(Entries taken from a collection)
┌──

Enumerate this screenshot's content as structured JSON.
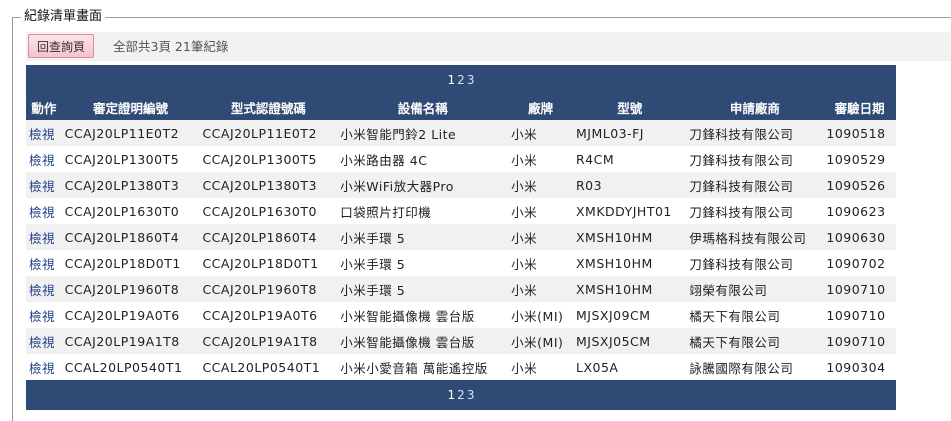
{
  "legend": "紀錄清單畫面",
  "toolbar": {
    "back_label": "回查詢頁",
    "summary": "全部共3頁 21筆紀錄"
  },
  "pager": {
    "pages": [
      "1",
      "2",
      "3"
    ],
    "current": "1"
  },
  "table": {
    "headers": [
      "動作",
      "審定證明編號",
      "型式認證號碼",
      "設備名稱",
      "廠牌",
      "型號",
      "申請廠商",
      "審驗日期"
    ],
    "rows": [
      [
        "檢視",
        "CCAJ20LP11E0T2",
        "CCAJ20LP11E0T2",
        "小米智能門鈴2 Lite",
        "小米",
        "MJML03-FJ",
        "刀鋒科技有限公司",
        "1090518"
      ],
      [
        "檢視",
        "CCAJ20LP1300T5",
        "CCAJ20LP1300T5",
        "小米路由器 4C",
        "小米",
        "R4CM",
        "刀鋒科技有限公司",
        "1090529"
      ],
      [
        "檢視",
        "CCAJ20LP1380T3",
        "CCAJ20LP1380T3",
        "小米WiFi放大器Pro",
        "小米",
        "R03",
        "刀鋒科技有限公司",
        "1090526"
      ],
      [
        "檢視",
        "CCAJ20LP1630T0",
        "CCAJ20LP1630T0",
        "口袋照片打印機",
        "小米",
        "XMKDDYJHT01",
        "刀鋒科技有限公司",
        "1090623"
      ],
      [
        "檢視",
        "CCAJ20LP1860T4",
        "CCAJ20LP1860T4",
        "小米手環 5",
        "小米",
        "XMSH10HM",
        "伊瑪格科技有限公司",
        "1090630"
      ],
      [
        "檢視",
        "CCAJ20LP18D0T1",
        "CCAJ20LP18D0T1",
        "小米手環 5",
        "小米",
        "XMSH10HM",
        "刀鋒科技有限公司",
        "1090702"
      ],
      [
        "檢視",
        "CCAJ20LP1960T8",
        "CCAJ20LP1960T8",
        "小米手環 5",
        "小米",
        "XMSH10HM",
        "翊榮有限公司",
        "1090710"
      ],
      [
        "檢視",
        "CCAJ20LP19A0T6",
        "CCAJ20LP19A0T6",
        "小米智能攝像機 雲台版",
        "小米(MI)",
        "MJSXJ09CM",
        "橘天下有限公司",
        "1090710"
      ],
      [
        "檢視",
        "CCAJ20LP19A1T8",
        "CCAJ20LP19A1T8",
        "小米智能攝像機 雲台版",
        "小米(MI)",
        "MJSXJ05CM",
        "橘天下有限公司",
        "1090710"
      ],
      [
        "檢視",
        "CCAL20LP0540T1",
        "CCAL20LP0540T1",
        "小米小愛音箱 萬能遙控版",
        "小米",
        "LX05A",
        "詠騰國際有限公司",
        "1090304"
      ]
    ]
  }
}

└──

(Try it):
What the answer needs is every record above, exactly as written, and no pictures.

(Answer space):
Enumerate this screenshot's content as structured JSON.
{
  "legend": "紀錄清單畫面",
  "toolbar": {
    "back_label": "回查詢頁",
    "summary": "全部共3頁 21筆紀錄"
  },
  "pager": {
    "pages": [
      "1",
      "2",
      "3"
    ],
    "current": "1"
  },
  "table": {
    "headers": [
      "動作",
      "審定證明編號",
      "型式認證號碼",
      "設備名稱",
      "廠牌",
      "型號",
      "申請廠商",
      "審驗日期"
    ],
    "rows": [
      [
        "檢視",
        "CCAJ20LP11E0T2",
        "CCAJ20LP11E0T2",
        "小米智能門鈴2 Lite",
        "小米",
        "MJML03-FJ",
        "刀鋒科技有限公司",
        "1090518"
      ],
      [
        "檢視",
        "CCAJ20LP1300T5",
        "CCAJ20LP1300T5",
        "小米路由器 4C",
        "小米",
        "R4CM",
        "刀鋒科技有限公司",
        "1090529"
      ],
      [
        "檢視",
        "CCAJ20LP1380T3",
        "CCAJ20LP1380T3",
        "小米WiFi放大器Pro",
        "小米",
        "R03",
        "刀鋒科技有限公司",
        "1090526"
      ],
      [
        "檢視",
        "CCAJ20LP1630T0",
        "CCAJ20LP1630T0",
        "口袋照片打印機",
        "小米",
        "XMKDDYJHT01",
        "刀鋒科技有限公司",
        "1090623"
      ],
      [
        "檢視",
        "CCAJ20LP1860T4",
        "CCAJ20LP1860T4",
        "小米手環 5",
        "小米",
        "XMSH10HM",
        "伊瑪格科技有限公司",
        "1090630"
      ],
      [
        "檢視",
        "CCAJ20LP18D0T1",
        "CCAJ20LP18D0T1",
        "小米手環 5",
        "小米",
        "XMSH10HM",
        "刀鋒科技有限公司",
        "1090702"
      ],
      [
        "檢視",
        "CCAJ20LP1960T8",
        "CCAJ20LP1960T8",
        "小米手環 5",
        "小米",
        "XMSH10HM",
        "翊榮有限公司",
        "1090710"
      ],
      [
        "檢視",
        "CCAJ20LP19A0T6",
        "CCAJ20LP19A0T6",
        "小米智能攝像機 雲台版",
        "小米(MI)",
        "MJSXJ09CM",
        "橘天下有限公司",
        "1090710"
      ],
      [
        "檢視",
        "CCAJ20LP19A1T8",
        "CCAJ20LP19A1T8",
        "小米智能攝像機 雲台版",
        "小米(MI)",
        "MJSXJ05CM",
        "橘天下有限公司",
        "1090710"
      ],
      [
        "檢視",
        "CCAL20LP0540T1",
        "CCAL20LP0540T1",
        "小米小愛音箱 萬能遙控版",
        "小米",
        "LX05A",
        "詠騰國際有限公司",
        "1090304"
      ]
    ]
  }
}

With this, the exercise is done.